• EXERCISE DETAILS: Could you retype the entries exactly as they are?

• SUPPLIED RECORDS:
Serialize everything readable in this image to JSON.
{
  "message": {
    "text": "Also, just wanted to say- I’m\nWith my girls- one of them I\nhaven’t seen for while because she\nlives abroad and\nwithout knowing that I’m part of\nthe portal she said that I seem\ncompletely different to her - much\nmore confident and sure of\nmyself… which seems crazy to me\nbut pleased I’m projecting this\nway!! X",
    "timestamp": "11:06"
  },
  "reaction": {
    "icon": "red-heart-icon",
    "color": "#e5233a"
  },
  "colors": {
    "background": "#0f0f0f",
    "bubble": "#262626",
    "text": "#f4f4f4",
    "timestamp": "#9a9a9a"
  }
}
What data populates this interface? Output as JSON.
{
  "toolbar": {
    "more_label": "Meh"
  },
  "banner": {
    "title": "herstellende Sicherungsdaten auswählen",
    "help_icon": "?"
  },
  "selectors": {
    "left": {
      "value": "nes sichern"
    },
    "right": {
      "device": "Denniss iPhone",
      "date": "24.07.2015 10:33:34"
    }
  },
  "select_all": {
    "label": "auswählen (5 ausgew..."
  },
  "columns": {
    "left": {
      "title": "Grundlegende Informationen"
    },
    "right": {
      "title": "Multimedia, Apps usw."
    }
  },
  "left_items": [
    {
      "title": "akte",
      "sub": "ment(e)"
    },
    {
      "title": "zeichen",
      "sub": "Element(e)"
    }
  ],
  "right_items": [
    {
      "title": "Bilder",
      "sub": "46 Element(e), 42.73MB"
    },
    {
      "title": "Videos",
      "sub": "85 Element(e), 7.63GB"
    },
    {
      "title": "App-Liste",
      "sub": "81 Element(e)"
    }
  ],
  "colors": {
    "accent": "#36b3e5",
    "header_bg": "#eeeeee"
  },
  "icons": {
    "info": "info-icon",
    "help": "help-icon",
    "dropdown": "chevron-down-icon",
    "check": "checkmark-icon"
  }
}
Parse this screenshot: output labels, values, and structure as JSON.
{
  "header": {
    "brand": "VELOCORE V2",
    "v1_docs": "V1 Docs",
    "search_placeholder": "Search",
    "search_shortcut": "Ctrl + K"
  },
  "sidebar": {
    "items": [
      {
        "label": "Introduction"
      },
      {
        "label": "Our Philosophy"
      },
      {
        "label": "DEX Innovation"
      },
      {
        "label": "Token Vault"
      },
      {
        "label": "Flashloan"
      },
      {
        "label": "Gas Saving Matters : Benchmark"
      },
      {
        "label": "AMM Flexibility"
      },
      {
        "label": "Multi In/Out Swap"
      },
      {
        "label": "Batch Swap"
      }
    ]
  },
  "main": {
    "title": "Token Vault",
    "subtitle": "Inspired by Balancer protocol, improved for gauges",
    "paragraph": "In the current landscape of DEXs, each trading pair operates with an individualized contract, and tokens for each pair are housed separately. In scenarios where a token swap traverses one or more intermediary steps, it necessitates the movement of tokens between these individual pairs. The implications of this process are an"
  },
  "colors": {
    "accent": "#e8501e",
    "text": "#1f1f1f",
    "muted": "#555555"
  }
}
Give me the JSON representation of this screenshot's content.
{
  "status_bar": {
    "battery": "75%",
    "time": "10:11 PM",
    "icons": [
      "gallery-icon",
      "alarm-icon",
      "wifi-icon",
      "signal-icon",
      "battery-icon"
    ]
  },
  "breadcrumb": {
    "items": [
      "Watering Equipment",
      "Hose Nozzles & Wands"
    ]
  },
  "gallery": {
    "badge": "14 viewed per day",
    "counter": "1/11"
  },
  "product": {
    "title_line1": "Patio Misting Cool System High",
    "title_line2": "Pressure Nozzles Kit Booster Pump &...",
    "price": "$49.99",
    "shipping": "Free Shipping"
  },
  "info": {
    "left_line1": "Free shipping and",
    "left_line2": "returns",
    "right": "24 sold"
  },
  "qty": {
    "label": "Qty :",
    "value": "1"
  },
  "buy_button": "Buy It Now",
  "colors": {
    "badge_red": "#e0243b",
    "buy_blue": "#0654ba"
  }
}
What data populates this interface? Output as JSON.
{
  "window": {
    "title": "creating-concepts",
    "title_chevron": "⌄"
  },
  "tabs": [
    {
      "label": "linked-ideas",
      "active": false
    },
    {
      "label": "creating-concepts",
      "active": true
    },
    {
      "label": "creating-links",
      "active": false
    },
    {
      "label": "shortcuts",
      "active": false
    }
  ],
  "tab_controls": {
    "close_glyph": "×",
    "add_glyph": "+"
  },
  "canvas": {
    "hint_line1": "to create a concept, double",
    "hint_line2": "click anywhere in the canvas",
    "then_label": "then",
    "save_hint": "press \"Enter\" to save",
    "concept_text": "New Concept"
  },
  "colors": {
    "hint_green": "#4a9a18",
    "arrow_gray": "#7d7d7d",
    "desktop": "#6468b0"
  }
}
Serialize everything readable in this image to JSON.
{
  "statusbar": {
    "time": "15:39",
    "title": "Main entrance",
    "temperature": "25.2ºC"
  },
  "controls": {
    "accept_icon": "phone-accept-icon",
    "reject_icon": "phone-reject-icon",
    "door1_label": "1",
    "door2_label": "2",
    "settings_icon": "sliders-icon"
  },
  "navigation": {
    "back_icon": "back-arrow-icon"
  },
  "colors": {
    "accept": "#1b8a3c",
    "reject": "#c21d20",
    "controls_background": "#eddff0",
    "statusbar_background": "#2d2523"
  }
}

• EXERCISE RESPONSE:
Serialize everything readable in this image to JSON.
{
  "message": {
    "text": "Also, just wanted to say- I’m\nWith my girls- one of them I\nhaven’t seen for while because she\nlives abroad and\nwithout knowing that I’m part of\nthe portal she said that I seem\ncompletely different to her - much\nmore confident and sure of\nmyself… which seems crazy to me\nbut pleased I’m projecting this\nway!! X",
    "timestamp": "11:06"
  },
  "reaction": {
    "icon": "red-heart-icon",
    "color": "#e5233a"
  },
  "colors": {
    "background": "#0f0f0f",
    "bubble": "#262626",
    "text": "#f4f4f4",
    "timestamp": "#9a9a9a"
  }
}
What data populates this interface? Output as JSON.
{
  "toolbar": {
    "more_label": "Meh"
  },
  "banner": {
    "title": "herstellende Sicherungsdaten auswählen",
    "help_icon": "?"
  },
  "selectors": {
    "left": {
      "value": "nes sichern"
    },
    "right": {
      "device": "Denniss iPhone",
      "date": "24.07.2015 10:33:34"
    }
  },
  "select_all": {
    "label": "auswählen (5 ausgew..."
  },
  "columns": {
    "left": {
      "title": "Grundlegende Informationen"
    },
    "right": {
      "title": "Multimedia, Apps usw."
    }
  },
  "left_items": [
    {
      "title": "akte",
      "sub": "ment(e)"
    },
    {
      "title": "zeichen",
      "sub": "Element(e)"
    }
  ],
  "right_items": [
    {
      "title": "Bilder",
      "sub": "46 Element(e), 42.73MB"
    },
    {
      "title": "Videos",
      "sub": "85 Element(e), 7.63GB"
    },
    {
      "title": "App-Liste",
      "sub": "81 Element(e)"
    }
  ],
  "colors": {
    "accent": "#36b3e5",
    "header_bg": "#eeeeee"
  },
  "icons": {
    "info": "info-icon",
    "help": "help-icon",
    "dropdown": "chevron-down-icon",
    "check": "checkmark-icon"
  }
}
Parse this screenshot: output labels, values, and structure as JSON.
{
  "header": {
    "brand": "VELOCORE V2",
    "v1_docs": "V1 Docs",
    "search_placeholder": "Search",
    "search_shortcut": "Ctrl + K"
  },
  "sidebar": {
    "items": [
      {
        "label": "Introduction"
      },
      {
        "label": "Our Philosophy"
      },
      {
        "label": "DEX Innovation"
      },
      {
        "label": "Token Vault"
      },
      {
        "label": "Flashloan"
      },
      {
        "label": "Gas Saving Matters : Benchmark"
      },
      {
        "label": "AMM Flexibility"
      },
      {
        "label": "Multi In/Out Swap"
      },
      {
        "label": "Batch Swap"
      }
    ]
  },
  "main": {
    "title": "Token Vault",
    "subtitle": "Inspired by Balancer protocol, improved for gauges",
    "paragraph": "In the current landscape of DEXs, each trading pair operates with an individualized contract, and tokens for each pair are housed separately. In scenarios where a token swap traverses one or more intermediary steps, it necessitates the movement of tokens between these individual pairs. The implications of this process are an"
  },
  "colors": {
    "accent": "#e8501e",
    "text": "#1f1f1f",
    "muted": "#555555"
  }
}
Give me the JSON representation of this screenshot's content.
{
  "status_bar": {
    "battery": "75%",
    "time": "10:11 PM",
    "icons": [
      "gallery-icon",
      "alarm-icon",
      "wifi-icon",
      "signal-icon",
      "battery-icon"
    ]
  },
  "breadcrumb": {
    "items": [
      "Watering Equipment",
      "Hose Nozzles & Wands"
    ]
  },
  "gallery": {
    "badge": "14 viewed per day",
    "counter": "1/11"
  },
  "product": {
    "title_line1": "Patio Misting Cool System High",
    "title_line2": "Pressure Nozzles Kit Booster Pump &...",
    "price": "$49.99",
    "shipping": "Free Shipping"
  },
  "info": {
    "left_line1": "Free shipping and",
    "left_line2": "returns",
    "right": "24 sold"
  },
  "qty": {
    "label": "Qty :",
    "value": "1"
  },
  "buy_button": "Buy It Now",
  "colors": {
    "badge_red": "#e0243b",
    "buy_blue": "#0654ba"
  }
}
What data populates this interface? Output as JSON.
{
  "window": {
    "title": "creating-concepts",
    "title_chevron": "⌄"
  },
  "tabs": [
    {
      "label": "linked-ideas",
      "active": false
    },
    {
      "label": "creating-concepts",
      "active": true
    },
    {
      "label": "creating-links",
      "active": false
    },
    {
      "label": "shortcuts",
      "active": false
    }
  ],
  "tab_controls": {
    "close_glyph": "×",
    "add_glyph": "+"
  },
  "canvas": {
    "hint_line1": "to create a concept, double",
    "hint_line2": "click anywhere in the canvas",
    "then_label": "then",
    "save_hint": "press \"Enter\" to save",
    "concept_text": "New Concept"
  },
  "colors": {
    "hint_green": "#4a9a18",
    "arrow_gray": "#7d7d7d",
    "desktop": "#6468b0"
  }
}
Serialize everything readable in this image to JSON.
{
  "statusbar": {
    "time": "15:39",
    "title": "Main entrance",
    "temperature": "25.2ºC"
  },
  "controls": {
    "accept_icon": "phone-accept-icon",
    "reject_icon": "phone-reject-icon",
    "door1_label": "1",
    "door2_label": "2",
    "settings_icon": "sliders-icon"
  },
  "navigation": {
    "back_icon": "back-arrow-icon"
  },
  "colors": {
    "accept": "#1b8a3c",
    "reject": "#c21d20",
    "controls_background": "#eddff0",
    "statusbar_background": "#2d2523"
  }
}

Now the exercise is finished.